1859 The company was established by John Blumer and started wooden shipbuilding in North Sands.

1864 The company transferred to the far eastern end due to William Pile extending his yard to develop iron shipbuilding.

1864 Blumer's first ship was the wooden Avon. He then moved on to iron steamers. He built a variety of ships ranging from tramps to colliers to coastal packets. His customers ranged from P&O to the Admiralty.

1865 Arthur Robson joined the firm.

1900 Output for the yard was six ships of 18,679 tons including the largest tramp they had ever built; Drumcruil which was 6,500 dwt in size. The yard never built any larger type of vessel during its lifetime.

1906 The freight slump which began this year, reduced output to three ships in 1908/09.

1910 Orders rose again with requests being made for 25 tramps and colliers between this year and the start of the Great War.

1914 Iron and steel shipbuilders. Employees 820. [1]

1914 Directory: Listed as Iron Ship Builders of North Dock, Sunderland. [2]

WWI 14 ships of 48,456 tons were completed during the War: five Admiralty lighters and eight standard WAR "C" types were ordered by the Shipping Controller. Five were completed after the end of the War.

1915-22 A further 18 ships were built to private order.

1922 Scarcity of orders led to closure of the yard after the completion of Ixia in July 1922.

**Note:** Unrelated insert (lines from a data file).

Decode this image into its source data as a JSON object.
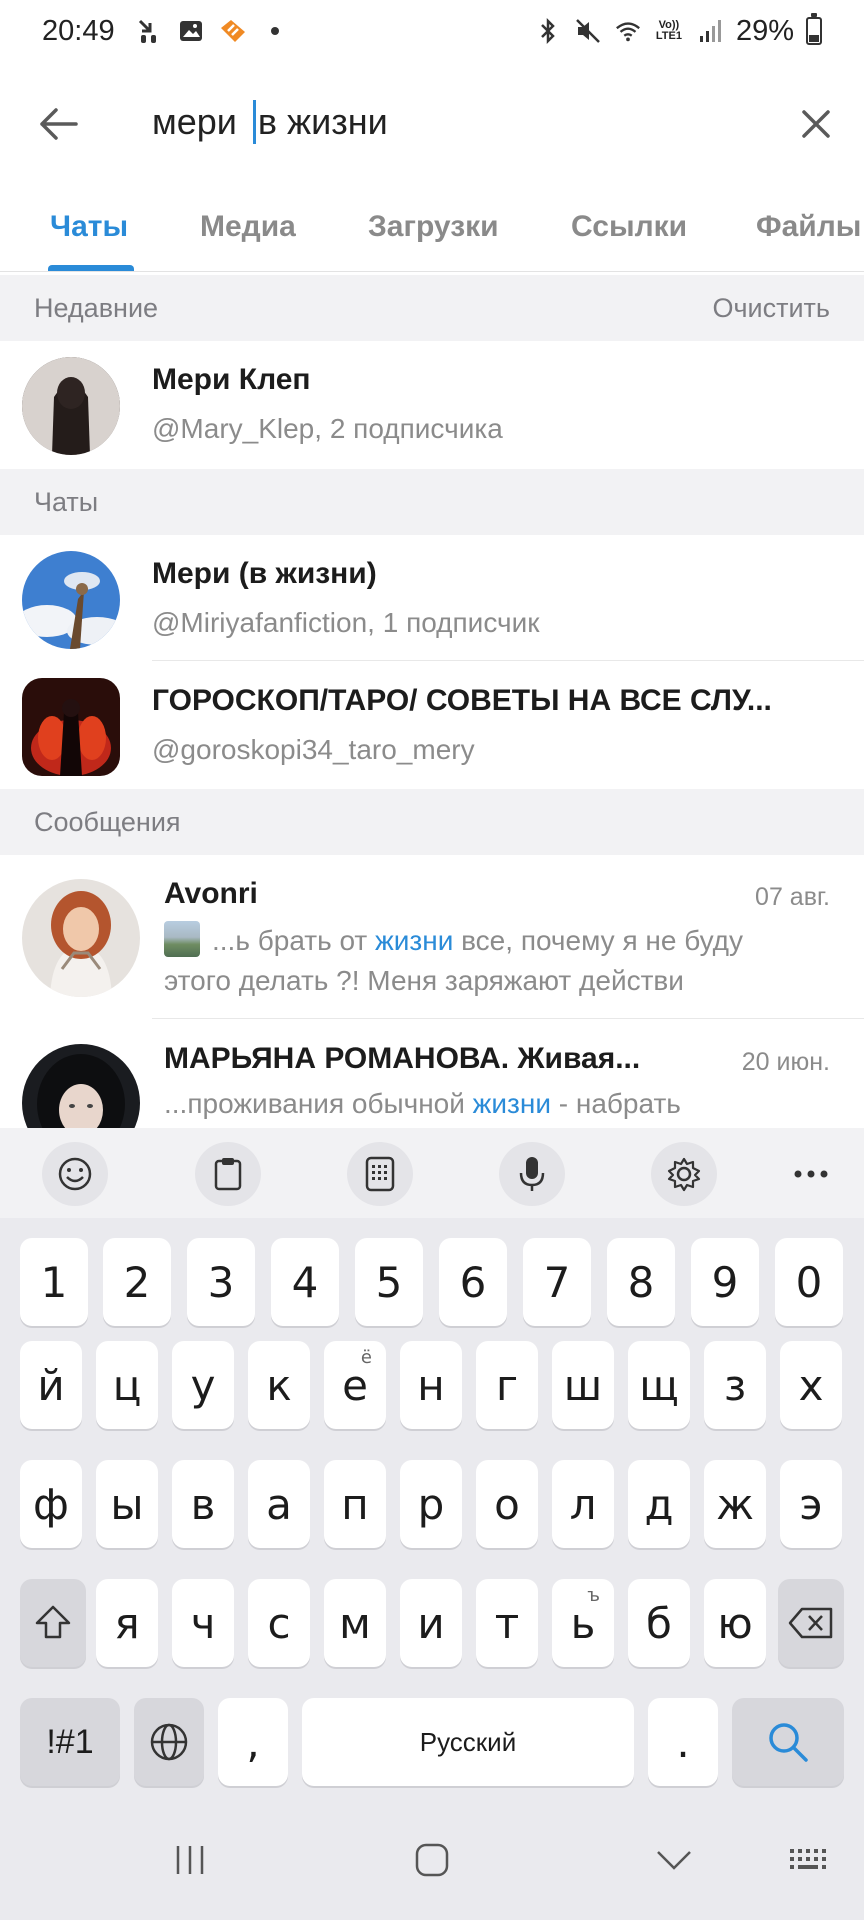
{
  "status_bar": {
    "time": "20:49",
    "battery": "29%",
    "battery_level": 0.29,
    "icons": [
      "missed-call-icon",
      "gallery-icon",
      "app-notification-icon",
      "dot-icon",
      "bluetooth-icon",
      "mute-icon",
      "wifi-icon",
      "volte-icon",
      "signal-icon",
      "battery-icon"
    ],
    "volte_label": "Vo)) LTE1"
  },
  "search": {
    "query_before_cursor": "мери ",
    "query_after_cursor": "в жизни"
  },
  "tabs": [
    {
      "label": "Чаты",
      "active": true
    },
    {
      "label": "Медиа",
      "active": false
    },
    {
      "label": "Загрузки",
      "active": false
    },
    {
      "label": "Ссылки",
      "active": false
    },
    {
      "label": "Файлы",
      "active": false
    }
  ],
  "recent": {
    "header": "Недавние",
    "clear_label": "Очистить",
    "items": [
      {
        "title": "Мери Клеп",
        "subtitle": "@Mary_Klep, 2 подписчика"
      }
    ]
  },
  "chats": {
    "header": "Чаты",
    "items": [
      {
        "title": "Мери (в жизни)",
        "subtitle": "@Miriyafanfiction, 1 подписчик"
      },
      {
        "title": "ГОРОСКОП/ТАРО/ СОВЕТЫ НА ВСЕ СЛУ...",
        "subtitle": "@goroskopi34_taro_mery"
      }
    ]
  },
  "messages": {
    "header": "Сообщения",
    "items": [
      {
        "title": "Avonri",
        "date": "07 авг.",
        "line1_before": "...ь брать от ",
        "line1_highlight": "жизни",
        "line1_after": " все, почему я не буду",
        "line2": "этого делать ?! Меня заряжают действи"
      },
      {
        "title": "МАРЬЯНА РОМАНОВА. Живая...",
        "date": "20 июн.",
        "line1_before": "...проживания обычной ",
        "line1_highlight": "жизни",
        "line1_after": " - набрать"
      }
    ]
  },
  "keyboard": {
    "toolbar": [
      "emoji-icon",
      "clipboard-icon",
      "keypad-icon",
      "microphone-icon",
      "settings-icon",
      "more-icon"
    ],
    "row_numbers": [
      "1",
      "2",
      "3",
      "4",
      "5",
      "6",
      "7",
      "8",
      "9",
      "0"
    ],
    "row1": [
      "й",
      "ц",
      "у",
      "к",
      "е",
      "н",
      "г",
      "ш",
      "щ",
      "з",
      "х"
    ],
    "row1_sub_e": "ё",
    "row2": [
      "ф",
      "ы",
      "в",
      "а",
      "п",
      "р",
      "о",
      "л",
      "д",
      "ж",
      "э"
    ],
    "row3": [
      "я",
      "ч",
      "с",
      "м",
      "и",
      "т",
      "ь",
      "б",
      "ю"
    ],
    "row3_sub_soft": "ъ",
    "symbols_label": "!#1",
    "comma_label": ",",
    "space_label": "Русский",
    "period_label": ".",
    "accent_color": "#2a8bd8"
  },
  "nav_bar": [
    "recents-icon",
    "home-icon",
    "back-icon",
    "keyboard-switch-icon"
  ]
}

1927 In January Cydonia, which had been an unfinished hull for many years, finally set off for sea trials. Subsequently the last yard to build at the North Dock was dismantled. This ended a long tradition of shipbuilding on this part of the River.

See Also


Sources of Information

  • British Shipbuilding Yards. 3 vols by Norman L. Middlemiss